» Records for the task:
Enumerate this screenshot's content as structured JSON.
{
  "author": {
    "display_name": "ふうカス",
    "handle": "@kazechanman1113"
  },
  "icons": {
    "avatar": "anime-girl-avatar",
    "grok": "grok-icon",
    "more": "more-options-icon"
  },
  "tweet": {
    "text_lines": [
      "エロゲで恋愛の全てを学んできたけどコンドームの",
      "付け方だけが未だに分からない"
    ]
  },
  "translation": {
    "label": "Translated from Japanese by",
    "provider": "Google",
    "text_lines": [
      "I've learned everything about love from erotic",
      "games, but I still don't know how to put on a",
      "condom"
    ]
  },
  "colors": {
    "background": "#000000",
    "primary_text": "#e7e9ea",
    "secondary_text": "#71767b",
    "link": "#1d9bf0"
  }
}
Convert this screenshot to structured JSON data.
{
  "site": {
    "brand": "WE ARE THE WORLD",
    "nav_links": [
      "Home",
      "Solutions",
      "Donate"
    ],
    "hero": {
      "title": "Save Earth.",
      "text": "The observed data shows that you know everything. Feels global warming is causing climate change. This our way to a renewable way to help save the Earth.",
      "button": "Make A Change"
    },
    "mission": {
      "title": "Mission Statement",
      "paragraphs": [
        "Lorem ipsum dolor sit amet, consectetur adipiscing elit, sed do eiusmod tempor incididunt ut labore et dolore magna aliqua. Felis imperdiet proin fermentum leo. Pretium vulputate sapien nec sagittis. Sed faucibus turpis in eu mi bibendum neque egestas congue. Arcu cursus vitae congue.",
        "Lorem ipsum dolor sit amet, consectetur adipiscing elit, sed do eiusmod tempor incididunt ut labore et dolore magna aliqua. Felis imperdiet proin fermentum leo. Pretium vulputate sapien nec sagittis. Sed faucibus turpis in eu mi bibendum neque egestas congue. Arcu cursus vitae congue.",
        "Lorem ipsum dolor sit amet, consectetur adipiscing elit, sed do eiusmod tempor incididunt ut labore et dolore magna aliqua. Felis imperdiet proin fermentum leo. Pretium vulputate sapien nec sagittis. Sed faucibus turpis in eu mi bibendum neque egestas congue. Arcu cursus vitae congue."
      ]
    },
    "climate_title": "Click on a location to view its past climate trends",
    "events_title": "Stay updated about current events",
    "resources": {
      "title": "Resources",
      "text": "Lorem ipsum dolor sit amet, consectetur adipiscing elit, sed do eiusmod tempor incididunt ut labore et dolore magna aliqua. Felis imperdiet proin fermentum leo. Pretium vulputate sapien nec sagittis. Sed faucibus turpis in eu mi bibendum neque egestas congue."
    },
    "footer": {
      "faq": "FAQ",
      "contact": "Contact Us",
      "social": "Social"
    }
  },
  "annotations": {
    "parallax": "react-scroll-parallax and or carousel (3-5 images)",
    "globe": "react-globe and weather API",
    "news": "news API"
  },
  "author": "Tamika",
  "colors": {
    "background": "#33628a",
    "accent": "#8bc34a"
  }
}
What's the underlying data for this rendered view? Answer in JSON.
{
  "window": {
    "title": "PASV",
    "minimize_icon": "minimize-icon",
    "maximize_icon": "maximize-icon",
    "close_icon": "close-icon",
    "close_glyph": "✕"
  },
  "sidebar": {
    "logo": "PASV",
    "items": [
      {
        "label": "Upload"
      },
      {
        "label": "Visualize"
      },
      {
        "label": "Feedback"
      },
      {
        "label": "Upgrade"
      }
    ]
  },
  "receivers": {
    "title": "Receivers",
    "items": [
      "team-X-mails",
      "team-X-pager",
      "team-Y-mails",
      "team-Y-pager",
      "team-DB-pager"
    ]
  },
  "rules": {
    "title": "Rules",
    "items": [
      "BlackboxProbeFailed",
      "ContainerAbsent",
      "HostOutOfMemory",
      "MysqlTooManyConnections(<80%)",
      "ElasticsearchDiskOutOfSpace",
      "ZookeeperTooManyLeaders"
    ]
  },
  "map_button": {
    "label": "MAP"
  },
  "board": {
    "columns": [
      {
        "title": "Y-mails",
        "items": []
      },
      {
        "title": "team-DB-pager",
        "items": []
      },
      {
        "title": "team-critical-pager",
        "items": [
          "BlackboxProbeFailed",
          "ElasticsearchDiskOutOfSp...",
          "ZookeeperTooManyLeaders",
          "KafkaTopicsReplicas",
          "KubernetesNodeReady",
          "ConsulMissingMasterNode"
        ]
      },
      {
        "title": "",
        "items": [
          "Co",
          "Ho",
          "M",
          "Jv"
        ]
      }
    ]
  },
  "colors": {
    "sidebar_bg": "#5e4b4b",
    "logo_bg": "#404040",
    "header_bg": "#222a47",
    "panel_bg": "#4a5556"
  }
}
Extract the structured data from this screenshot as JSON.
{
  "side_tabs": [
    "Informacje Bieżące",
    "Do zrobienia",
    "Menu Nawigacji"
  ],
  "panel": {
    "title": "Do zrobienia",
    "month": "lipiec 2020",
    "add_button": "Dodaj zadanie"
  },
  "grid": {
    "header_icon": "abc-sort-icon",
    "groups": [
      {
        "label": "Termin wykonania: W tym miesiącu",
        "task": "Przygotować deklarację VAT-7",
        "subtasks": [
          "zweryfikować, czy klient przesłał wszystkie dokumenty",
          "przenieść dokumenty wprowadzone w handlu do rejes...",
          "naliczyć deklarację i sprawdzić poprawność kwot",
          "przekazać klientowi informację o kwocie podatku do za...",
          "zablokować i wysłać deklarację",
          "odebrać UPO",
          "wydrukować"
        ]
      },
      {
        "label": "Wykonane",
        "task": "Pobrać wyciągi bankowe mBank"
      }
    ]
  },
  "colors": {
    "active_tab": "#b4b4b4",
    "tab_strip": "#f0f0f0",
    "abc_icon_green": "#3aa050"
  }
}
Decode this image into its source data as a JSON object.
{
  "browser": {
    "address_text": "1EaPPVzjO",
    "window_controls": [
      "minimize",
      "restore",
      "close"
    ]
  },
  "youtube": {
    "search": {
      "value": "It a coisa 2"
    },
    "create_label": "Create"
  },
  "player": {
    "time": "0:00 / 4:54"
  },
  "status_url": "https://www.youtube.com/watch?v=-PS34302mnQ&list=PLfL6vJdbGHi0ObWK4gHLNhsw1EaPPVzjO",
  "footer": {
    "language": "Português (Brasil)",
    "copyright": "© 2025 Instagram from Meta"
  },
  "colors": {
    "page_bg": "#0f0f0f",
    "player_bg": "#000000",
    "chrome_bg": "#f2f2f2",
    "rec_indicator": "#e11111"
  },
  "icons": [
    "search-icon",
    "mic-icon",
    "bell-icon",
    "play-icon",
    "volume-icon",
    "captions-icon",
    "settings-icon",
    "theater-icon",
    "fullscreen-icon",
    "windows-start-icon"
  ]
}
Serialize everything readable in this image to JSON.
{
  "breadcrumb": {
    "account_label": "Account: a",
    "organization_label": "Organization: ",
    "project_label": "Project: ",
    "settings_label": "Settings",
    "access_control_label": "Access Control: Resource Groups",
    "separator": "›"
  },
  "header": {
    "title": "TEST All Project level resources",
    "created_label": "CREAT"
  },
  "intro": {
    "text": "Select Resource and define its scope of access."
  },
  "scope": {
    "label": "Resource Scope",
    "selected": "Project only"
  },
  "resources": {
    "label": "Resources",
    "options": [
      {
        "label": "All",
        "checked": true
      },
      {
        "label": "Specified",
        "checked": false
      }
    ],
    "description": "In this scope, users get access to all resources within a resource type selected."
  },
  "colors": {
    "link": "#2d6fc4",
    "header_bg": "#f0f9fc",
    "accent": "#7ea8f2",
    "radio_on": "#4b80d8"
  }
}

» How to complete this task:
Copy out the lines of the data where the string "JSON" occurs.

» Answer for this exercise:
Enumerate this screenshot's content as structured JSON.
Convert this screenshot to structured JSON data.
What's the underlying data for this rendered view? Answer in JSON.
Extract the structured data from this screenshot as JSON.
Decode this image into its source data as a JSON object.
Serialize everything readable in this image to JSON.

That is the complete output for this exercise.